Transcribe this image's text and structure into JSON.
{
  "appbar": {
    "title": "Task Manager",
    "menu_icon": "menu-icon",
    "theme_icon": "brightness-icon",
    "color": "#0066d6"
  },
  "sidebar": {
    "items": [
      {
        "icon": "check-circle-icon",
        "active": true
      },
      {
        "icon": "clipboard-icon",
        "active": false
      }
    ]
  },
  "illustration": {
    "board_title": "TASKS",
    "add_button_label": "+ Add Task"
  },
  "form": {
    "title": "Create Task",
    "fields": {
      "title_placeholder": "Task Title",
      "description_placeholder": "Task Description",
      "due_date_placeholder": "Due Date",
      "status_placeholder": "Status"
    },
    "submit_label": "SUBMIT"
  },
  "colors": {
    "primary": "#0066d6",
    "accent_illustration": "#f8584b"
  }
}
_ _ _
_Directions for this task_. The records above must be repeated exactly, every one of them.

_Result of the exercise_.
Transcribe this image's text and structure into JSON.
{
  "appbar": {
    "title": "Task Manager",
    "menu_icon": "menu-icon",
    "theme_icon": "brightness-icon",
    "color": "#0066d6"
  },
  "sidebar": {
    "items": [
      {
        "icon": "check-circle-icon",
        "active": true
      },
      {
        "icon": "clipboard-icon",
        "active": false
      }
    ]
  },
  "illustration": {
    "board_title": "TASKS",
    "add_button_label": "+ Add Task"
  },
  "form": {
    "title": "Create Task",
    "fields": {
      "title_placeholder": "Task Title",
      "description_placeholder": "Task Description",
      "due_date_placeholder": "Due Date",
      "status_placeholder": "Status"
    },
    "submit_label": "SUBMIT"
  },
  "colors": {
    "primary": "#0066d6",
    "accent_illustration": "#f8584b"
  }
}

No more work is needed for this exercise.